On 8 July, several thousand far-right protesters stormed the venue of a queer pride festival set to be held on the outskirts of Tbilisi, forcing the event’s organisers to be evacuated and the event to be cancelled.
People began to gather for the protest near the Vazha Pshavela metro station around noon, four hours before the festival was set to open. It was organised by the violent far-right group, Alt Info.
Protesters blocked Vazha Pshavela Avenue, watched over by large numbers of police.
In the days prior and at the event, participants and organisers stated that they would use violence to stop the festival, and against those attending it.
The crowd held a minute’s silence for Mikheil Mamukashvili, who set fire to himself during last year’s Pride events, stating that he did not want to live in a ‘sinful country’ where queer people were protected. He died of his injuries a few weeks later.
A protester wearing an anti-EU flag. Photo: Mariam Nikuradze/OC MediaAt around 13:00, the assembled protesters began to walk towards the venue, an hour’s uphill walk in 30°C heat.
On their way to the venue, loudspeakers played the theme of the Uruk-hai from the Lord of the Rings films; a reference to some in Georgia referring to members of far-right groups as ‘orcs’, a race of evil monsters from the fantasy series.
They were not confronted by police as they marched up the hill.
At one point, the group divided so as to block two roads leading to the venue.
Many carried religious symbols.
On the day prior to the event, the Georgian Orthodox Church had made a statement announcing that while they did not condone violence, Georgian society could not accept queer movements, and was ‘not ready, and will never be’ for them.
This followed calls from the Church and the ruling party to introduce laws regulating ‘LGBT propaganda’.
After reaching the venue, the protesters briefly confronted police officers who were blocking the entrance.
Shortly before 15:00, the Tbilisi Pride organising team announced that they were being evacuated and that the event was being cancelled as police had said they could not secure the area.
After the organising team were evacuated, protesters entered the festival grounds; first via side entrances, with the police later letting the crowd in through the main entrance too.
While the police had brought pepper spray, rubber bullets, and water cannons, they did not use them against those gathering to stop the pride event. No riot police were present at the venue, in contrast to recent heavily-policed anti-government protests.
Police looked on as the protesters tore down flags, pulled down a decorative statue, destroyed furniture, and set fire to signs.

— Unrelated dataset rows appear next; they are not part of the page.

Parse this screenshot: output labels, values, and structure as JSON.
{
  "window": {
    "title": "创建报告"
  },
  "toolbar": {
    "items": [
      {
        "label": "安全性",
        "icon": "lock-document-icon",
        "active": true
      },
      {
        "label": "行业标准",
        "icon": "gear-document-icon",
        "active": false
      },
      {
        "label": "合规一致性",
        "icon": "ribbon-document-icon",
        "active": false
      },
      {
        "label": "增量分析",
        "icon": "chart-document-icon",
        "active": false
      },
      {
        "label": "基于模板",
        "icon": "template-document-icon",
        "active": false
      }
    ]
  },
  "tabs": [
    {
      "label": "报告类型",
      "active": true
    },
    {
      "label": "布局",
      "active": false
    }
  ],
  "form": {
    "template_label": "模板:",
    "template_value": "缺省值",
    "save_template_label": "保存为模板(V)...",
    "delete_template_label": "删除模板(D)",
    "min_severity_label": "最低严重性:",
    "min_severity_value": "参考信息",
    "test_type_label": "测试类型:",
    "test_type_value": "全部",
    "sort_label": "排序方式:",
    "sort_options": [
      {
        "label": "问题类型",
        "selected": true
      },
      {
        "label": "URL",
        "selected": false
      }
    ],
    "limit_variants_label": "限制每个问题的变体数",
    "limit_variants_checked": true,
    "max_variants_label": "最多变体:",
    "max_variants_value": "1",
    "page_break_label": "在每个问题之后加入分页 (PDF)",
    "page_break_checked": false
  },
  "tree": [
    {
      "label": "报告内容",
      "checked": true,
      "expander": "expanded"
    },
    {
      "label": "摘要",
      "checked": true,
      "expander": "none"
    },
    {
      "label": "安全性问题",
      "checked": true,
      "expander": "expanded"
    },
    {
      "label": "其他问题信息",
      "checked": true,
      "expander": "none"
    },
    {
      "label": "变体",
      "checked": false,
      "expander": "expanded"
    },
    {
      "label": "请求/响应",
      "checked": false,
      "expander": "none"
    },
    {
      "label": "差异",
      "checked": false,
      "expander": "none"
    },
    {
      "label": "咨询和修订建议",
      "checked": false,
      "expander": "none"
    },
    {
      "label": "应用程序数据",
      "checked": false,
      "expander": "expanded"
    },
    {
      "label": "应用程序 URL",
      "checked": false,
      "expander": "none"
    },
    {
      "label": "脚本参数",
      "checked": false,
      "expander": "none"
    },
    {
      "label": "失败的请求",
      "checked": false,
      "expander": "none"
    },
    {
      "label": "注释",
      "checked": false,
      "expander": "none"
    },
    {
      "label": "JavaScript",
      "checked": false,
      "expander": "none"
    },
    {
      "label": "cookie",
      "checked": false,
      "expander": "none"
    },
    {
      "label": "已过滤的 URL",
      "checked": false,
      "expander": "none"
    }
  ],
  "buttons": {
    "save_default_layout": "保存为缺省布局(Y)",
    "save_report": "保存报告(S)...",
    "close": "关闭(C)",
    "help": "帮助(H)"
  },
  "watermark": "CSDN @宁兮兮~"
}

While some of the damaged property was brought there by Tbilisi Pride, much belonged to the venue and Tbilisi Open Air festival.
Police also allowed protesters to loot the festival food and drink counters, with several also seen taking pink yoga mats from the venue.
OC Media reporters heard police making disparaging comments about the festival organisers, and appearing to be friendly with protesters.
In the late afternoon, some of the group moved to the parliament building in the centre of Tbilisi, where Makharadze, a co-founder of Alt Info and one of the protest’s organisers, again proclaimed victory. He also mentioned a law against ‘LGBT propaganda’ that the group had submitted to parliament in May.
After taking a group photograph, the organisers announced that the protest was over, and the crowd dispersed.
On 9 July, the organisers of Tbilisi Pride held a guerrilla performance in front of parliament. They threw property burnt and destroyed at the festival venue in front of the parliament, demanding punishment of those responsible. Following the performance, they removed the items from parliament.